The Seminole pumpkin fascinates me. It's a beautiful fruit, tawny colored like a butternut and similar in flavor, with a deep orange, very smooth flesh. Also like the butternut, it belongs in the C. moschata species, a vigorous species that deals well with heat and even humidity. I grew it this year up trellises, and my only regret is that I didn't plant it earlier in the season, for when I had to pull the vine out for my winter veggies, it still had fruit on it yet to mature. But it's beautiful, and tasty, and grows really, really well here, and there's a lot more to the story behind this pumpkin.

Serving as a primary food source for the Creek, Muskogee, and Calusa peoples (collectively identified as Seminole) for at least five hundred years in Georgia, Alabama, and especially Florida—it is documented by Spanish visitors upon their arrival to Florida—the Seminole community passively bred the pumpkin to be long lasting and hard-skinned. "If they opened one in October and saved the seeds, rodents would have probably gotten them. Or insects or fungus. So they would eat on them throughout the fall and winter, and the longest keeping ones would be the last to be eaten. The best keepers provided the seed by unintentional selection" (Dr. Bradshaw, cited by Freeman). Both the high protein seeds and the flesh served as an important winter food. The Seminoles used the pumpkin in cornbreads, a version of frybread, and dried the flesh to use in throughout the year. The food was so important that, according to some sources, its loss caused devastation:

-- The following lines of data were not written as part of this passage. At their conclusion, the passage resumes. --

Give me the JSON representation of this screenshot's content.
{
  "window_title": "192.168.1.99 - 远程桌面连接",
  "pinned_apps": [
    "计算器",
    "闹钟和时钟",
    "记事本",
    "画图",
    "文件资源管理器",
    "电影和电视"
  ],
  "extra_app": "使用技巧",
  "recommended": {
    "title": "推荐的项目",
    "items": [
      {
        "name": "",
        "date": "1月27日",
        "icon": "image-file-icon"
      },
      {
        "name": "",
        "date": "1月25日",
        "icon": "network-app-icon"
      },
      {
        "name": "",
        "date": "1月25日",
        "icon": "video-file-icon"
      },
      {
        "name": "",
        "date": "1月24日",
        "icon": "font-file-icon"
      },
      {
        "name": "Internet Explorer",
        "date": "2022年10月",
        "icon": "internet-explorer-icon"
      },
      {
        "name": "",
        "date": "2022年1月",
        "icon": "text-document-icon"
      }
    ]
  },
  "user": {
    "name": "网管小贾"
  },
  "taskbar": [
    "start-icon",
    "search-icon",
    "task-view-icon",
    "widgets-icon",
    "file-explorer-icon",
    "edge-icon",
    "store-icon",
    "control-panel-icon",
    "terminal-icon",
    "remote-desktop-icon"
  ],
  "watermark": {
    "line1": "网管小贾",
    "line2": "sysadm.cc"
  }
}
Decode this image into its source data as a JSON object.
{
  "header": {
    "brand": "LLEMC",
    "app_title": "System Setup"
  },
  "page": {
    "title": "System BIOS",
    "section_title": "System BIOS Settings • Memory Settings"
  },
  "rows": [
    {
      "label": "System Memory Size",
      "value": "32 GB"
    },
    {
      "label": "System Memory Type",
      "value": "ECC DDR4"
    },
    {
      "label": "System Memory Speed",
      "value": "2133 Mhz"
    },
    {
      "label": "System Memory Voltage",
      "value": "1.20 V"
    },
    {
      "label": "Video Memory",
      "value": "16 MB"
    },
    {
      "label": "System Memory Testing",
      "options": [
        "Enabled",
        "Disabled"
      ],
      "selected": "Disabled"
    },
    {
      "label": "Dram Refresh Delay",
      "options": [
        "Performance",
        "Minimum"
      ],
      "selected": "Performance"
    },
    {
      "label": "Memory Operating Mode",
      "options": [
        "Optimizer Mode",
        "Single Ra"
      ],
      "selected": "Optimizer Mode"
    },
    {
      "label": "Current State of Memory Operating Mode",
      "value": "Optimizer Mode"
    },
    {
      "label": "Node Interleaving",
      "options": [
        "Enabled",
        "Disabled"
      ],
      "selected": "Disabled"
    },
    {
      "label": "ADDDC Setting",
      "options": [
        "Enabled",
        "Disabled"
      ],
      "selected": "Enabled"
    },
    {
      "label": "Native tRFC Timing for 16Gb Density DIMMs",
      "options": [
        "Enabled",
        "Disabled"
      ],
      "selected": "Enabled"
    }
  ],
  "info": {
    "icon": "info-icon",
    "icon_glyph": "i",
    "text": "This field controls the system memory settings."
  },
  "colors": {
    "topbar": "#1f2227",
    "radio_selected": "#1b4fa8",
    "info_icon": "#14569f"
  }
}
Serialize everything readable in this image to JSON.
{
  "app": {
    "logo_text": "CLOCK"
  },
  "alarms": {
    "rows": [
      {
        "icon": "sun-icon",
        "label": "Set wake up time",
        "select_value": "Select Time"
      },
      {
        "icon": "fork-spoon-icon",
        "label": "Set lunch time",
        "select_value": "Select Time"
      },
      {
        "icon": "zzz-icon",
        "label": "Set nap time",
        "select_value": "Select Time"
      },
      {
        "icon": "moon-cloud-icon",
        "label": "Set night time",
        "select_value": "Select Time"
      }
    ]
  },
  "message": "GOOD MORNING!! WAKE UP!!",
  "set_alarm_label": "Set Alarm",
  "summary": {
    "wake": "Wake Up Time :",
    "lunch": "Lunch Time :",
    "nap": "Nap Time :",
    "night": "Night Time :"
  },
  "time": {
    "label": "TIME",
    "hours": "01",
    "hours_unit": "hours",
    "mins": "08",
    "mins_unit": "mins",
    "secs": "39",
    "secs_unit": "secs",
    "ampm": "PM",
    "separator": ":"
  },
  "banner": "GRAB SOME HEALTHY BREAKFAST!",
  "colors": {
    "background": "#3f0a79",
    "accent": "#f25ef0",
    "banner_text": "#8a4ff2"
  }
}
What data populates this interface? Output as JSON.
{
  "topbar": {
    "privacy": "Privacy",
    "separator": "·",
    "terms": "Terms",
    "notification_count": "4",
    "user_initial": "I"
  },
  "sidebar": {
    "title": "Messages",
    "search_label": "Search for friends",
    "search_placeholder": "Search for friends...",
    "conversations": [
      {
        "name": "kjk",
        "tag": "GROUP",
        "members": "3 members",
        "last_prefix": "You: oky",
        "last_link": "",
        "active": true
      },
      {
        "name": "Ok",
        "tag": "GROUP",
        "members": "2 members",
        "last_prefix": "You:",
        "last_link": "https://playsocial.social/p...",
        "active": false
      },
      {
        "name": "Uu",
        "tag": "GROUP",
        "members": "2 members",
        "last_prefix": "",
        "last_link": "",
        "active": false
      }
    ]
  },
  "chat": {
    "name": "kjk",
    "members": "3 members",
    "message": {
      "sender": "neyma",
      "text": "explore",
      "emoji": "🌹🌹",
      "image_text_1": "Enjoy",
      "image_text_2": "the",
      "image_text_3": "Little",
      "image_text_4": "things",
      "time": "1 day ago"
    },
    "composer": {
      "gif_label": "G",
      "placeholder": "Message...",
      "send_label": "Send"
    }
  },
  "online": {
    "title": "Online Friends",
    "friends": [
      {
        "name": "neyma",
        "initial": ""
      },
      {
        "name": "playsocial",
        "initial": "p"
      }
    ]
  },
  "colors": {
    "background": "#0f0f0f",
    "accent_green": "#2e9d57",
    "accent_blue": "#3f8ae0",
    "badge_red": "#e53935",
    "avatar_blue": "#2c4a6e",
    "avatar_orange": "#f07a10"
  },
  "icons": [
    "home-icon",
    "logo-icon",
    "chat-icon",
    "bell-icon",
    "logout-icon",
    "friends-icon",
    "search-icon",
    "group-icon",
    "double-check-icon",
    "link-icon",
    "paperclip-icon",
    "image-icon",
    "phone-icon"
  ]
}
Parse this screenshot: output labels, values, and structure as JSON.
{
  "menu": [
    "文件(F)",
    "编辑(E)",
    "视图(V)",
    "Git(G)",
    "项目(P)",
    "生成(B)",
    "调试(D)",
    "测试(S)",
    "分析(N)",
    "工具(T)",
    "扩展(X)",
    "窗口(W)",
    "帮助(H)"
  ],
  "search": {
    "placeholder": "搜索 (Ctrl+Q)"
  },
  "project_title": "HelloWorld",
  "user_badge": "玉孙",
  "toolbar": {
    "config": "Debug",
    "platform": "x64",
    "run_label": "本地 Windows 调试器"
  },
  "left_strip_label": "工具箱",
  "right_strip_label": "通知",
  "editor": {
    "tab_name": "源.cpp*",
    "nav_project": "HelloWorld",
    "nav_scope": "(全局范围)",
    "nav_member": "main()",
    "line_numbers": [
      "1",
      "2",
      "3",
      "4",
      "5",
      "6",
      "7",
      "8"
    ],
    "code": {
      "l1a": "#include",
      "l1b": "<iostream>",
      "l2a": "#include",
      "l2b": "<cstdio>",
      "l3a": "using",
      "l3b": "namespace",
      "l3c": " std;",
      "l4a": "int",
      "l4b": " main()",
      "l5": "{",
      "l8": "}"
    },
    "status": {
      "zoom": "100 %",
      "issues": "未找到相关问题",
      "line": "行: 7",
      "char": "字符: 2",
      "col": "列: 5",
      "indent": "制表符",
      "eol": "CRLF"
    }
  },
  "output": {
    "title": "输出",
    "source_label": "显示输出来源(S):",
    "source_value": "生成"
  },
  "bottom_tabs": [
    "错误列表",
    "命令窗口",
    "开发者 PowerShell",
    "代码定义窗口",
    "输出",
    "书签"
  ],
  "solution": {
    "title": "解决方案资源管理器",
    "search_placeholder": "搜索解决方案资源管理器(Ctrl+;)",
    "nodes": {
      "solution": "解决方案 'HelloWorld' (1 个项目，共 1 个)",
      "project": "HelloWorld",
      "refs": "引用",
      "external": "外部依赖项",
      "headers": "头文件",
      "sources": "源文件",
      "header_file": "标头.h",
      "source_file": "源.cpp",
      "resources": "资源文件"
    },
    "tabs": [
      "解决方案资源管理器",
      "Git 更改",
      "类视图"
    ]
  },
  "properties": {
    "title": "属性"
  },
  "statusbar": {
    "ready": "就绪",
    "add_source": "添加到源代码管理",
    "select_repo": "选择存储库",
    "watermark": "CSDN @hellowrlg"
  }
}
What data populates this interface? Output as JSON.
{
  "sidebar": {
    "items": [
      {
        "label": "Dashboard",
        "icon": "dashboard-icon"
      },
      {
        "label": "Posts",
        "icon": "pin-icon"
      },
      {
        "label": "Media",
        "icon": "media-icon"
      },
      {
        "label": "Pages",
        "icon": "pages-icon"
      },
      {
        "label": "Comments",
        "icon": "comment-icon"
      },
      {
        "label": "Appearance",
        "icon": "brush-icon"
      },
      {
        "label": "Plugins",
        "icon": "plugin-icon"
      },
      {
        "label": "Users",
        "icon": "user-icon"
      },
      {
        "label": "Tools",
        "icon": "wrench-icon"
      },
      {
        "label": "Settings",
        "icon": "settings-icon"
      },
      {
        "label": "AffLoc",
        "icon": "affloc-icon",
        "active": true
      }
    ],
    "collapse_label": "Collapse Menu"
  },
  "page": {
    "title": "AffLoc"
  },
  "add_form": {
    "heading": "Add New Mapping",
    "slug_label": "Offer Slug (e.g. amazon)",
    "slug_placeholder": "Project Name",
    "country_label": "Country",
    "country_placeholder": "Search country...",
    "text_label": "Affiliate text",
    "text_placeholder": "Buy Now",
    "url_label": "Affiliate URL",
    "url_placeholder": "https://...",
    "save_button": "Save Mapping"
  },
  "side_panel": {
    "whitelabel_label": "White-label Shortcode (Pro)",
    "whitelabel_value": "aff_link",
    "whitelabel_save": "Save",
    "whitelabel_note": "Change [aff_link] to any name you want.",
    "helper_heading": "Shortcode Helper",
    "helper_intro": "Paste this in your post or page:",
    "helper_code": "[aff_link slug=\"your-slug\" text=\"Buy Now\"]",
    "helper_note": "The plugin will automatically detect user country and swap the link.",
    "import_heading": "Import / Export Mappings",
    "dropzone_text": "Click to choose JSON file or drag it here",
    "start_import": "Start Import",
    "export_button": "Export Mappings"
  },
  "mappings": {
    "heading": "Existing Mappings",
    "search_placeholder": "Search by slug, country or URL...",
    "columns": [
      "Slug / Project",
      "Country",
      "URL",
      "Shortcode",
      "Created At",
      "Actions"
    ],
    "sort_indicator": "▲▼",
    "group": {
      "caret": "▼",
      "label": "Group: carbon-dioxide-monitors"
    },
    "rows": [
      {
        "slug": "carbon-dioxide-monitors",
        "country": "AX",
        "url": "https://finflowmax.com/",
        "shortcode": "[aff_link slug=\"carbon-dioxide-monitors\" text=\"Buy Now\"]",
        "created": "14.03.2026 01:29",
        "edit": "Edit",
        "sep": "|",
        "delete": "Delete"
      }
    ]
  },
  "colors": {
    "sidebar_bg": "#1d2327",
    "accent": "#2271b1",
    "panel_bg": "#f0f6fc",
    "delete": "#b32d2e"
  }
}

"When Chief Chekika was tracked down and killed by the U.S. Army after his raid on Indian Key, his body was hung from the trees of a small hammock west of Miami. To add further emphasis to this act, all of the Seminole pumpkins hanging from the trees in the hammock were shot to the ground. More than symbolic, this was a most effective way to cause starvation among these Everglades renegades." (Campbell)
That story caught me and wouldn't let go. And so I continued to explore it, and I haven't found much that I'm sure is reliable. There seems to be discrepancies surrounding the 1840 Indian Key raid and whether or not many claims surrounding it are true. However, all accounts do make some of the same claims, that the raid occurs right in the middle of the Second Seminole Wars, that the government of Florida at the time had a $200 price tag on the head of any dead Seminole, and that in this raid, between seven and thirteen white people and no Native Americans died. I'm no expert in any of this; all I can say is that a lot of fear and anger seems to have fueled everyone involved.

One person who died in the raid was a Dr. Henry Perrine. About him, I can find plenty of solid information. In fact, on Google Books, I even found this:

In this petition, Dr. Perrine seeks to establish a township in southern Florida, where he'll cultivate tropical useful plants to test their suitability for American agriculture. His enthusiasm shines in this paragraph from the text.

Congress granted Perrine his request; however, because of the climate of war, Perrine and his family didn't stay at his township long, but instead attempted to find safety at Indian Key. There, the raiders killed him.

I wonder what Perrine could have accomplished if his history had turned out differently. I wonder what would have happened if Seminole heads didn't have price tags. It's a sad story for everyone.

Except, perhaps the pumpkin. The pumpkin survives.